→ **GIVEN INFORMATION**:

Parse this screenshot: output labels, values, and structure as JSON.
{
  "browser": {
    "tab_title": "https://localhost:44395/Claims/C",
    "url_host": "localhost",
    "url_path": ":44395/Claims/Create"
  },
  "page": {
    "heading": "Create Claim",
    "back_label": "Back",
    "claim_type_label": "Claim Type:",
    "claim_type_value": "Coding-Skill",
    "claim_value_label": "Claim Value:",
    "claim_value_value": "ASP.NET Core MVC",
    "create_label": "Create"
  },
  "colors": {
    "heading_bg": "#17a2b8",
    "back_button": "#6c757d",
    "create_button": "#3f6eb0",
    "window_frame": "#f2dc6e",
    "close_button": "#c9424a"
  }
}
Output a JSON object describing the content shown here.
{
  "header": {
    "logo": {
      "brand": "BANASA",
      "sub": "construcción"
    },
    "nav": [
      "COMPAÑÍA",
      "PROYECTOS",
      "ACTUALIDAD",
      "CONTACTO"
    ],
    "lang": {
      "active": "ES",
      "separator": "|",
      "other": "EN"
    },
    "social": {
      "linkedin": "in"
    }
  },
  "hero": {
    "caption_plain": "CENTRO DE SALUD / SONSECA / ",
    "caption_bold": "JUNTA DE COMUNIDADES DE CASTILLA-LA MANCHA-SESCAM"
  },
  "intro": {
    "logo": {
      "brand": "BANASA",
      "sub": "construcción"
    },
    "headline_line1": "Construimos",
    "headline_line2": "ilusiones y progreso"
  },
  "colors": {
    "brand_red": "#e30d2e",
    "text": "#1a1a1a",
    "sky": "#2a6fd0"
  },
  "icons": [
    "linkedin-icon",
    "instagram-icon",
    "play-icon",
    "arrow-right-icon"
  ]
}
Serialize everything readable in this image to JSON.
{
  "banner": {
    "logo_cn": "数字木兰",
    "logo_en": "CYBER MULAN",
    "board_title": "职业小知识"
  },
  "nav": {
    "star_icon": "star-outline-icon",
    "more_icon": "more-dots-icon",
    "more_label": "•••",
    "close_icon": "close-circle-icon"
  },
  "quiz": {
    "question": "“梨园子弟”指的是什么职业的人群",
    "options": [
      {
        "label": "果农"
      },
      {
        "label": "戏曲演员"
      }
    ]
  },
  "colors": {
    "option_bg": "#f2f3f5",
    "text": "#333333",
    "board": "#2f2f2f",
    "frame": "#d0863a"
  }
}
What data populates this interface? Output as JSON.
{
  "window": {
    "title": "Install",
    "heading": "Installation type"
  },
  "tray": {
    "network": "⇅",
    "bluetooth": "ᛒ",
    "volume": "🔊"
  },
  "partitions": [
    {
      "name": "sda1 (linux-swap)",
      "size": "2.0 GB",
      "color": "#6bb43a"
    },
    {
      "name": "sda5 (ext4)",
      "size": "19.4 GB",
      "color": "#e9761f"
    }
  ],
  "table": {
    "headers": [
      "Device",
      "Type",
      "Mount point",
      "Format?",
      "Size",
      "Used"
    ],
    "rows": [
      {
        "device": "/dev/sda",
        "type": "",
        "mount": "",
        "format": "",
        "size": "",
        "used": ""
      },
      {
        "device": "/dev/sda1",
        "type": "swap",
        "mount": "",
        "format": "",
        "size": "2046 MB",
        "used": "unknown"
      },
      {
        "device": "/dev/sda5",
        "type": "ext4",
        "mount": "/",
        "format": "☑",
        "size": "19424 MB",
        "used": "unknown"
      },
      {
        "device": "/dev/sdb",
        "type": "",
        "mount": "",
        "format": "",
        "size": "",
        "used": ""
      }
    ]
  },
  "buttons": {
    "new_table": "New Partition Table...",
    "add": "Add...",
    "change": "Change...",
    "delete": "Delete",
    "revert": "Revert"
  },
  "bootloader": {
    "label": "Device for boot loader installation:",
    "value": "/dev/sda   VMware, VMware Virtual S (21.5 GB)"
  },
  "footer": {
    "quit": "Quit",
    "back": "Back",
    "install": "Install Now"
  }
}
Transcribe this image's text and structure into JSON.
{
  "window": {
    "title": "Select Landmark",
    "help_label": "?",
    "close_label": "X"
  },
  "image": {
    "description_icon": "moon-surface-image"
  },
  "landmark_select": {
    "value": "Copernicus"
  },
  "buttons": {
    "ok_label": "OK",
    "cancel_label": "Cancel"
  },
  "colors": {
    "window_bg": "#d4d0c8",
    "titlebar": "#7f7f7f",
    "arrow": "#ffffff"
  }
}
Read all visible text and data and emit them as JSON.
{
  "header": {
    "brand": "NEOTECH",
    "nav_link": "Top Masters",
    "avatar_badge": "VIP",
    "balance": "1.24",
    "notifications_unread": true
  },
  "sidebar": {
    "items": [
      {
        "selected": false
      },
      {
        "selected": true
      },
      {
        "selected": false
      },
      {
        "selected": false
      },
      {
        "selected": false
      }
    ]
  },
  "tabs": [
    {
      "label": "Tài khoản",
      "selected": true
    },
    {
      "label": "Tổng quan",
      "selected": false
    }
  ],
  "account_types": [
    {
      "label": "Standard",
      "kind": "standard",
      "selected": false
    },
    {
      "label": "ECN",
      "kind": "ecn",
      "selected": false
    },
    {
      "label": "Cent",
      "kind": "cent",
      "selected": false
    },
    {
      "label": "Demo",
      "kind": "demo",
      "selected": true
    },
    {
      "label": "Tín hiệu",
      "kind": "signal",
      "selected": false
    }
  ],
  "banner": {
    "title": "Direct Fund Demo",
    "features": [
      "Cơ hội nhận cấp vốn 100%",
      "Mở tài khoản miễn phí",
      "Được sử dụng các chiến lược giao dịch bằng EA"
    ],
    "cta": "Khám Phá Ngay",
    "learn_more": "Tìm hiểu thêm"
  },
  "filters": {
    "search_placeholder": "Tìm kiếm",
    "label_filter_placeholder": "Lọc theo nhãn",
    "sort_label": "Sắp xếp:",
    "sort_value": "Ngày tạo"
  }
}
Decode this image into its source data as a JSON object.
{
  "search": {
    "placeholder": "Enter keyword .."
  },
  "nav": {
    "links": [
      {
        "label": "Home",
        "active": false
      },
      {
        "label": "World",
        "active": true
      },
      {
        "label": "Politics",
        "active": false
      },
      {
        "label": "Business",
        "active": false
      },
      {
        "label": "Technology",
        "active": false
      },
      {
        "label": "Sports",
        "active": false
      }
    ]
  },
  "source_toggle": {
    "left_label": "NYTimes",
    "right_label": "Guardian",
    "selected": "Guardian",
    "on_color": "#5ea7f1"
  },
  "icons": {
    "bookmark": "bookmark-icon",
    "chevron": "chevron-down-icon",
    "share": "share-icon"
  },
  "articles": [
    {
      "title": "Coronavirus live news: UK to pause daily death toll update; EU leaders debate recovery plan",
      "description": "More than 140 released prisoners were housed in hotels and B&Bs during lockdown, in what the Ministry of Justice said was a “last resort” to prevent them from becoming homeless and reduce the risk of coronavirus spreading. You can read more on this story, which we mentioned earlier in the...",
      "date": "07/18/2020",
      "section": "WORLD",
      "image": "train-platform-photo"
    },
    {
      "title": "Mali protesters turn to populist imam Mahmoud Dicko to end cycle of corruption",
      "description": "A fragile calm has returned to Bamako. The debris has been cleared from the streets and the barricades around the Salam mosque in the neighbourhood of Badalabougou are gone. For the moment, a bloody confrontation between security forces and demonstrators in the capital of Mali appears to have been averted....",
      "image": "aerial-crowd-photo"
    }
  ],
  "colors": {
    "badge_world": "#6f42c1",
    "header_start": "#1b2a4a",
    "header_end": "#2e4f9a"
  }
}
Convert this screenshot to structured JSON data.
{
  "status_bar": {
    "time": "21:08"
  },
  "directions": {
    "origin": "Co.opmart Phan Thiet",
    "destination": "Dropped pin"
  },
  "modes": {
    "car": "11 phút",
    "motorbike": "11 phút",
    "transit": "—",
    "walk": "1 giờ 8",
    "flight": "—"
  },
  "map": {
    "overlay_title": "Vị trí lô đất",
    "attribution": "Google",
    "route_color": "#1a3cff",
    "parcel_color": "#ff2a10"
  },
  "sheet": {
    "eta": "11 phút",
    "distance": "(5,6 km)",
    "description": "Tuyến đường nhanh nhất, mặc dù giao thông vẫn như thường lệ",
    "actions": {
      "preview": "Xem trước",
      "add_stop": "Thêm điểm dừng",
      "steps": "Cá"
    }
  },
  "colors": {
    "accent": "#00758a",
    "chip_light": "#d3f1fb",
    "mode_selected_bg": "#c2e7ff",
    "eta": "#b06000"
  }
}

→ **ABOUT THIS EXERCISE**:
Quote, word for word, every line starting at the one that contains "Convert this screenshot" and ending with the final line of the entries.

→ **WRITTEN SOLUTION**:
Convert this screenshot to structured JSON data.
{
  "status_bar": {
    "time": "21:08"
  },
  "directions": {
    "origin": "Co.opmart Phan Thiet",
    "destination": "Dropped pin"
  },
  "modes": {
    "car": "11 phút",
    "motorbike": "11 phút",
    "transit": "—",
    "walk": "1 giờ 8",
    "flight": "—"
  },
  "map": {
    "overlay_title": "Vị trí lô đất",
    "attribution": "Google",
    "route_color": "#1a3cff",
    "parcel_color": "#ff2a10"
  },
  "sheet": {
    "eta": "11 phút",
    "distance": "(5,6 km)",
    "description": "Tuyến đường nhanh nhất, mặc dù giao thông vẫn như thường lệ",
    "actions": {
      "preview": "Xem trước",
      "add_stop": "Thêm điểm dừng",
      "steps": "Cá"
    }
  },
  "colors": {
    "accent": "#00758a",
    "chip_light": "#d3f1fb",
    "mode_selected_bg": "#c2e7ff",
    "eta": "#b06000"
  }
}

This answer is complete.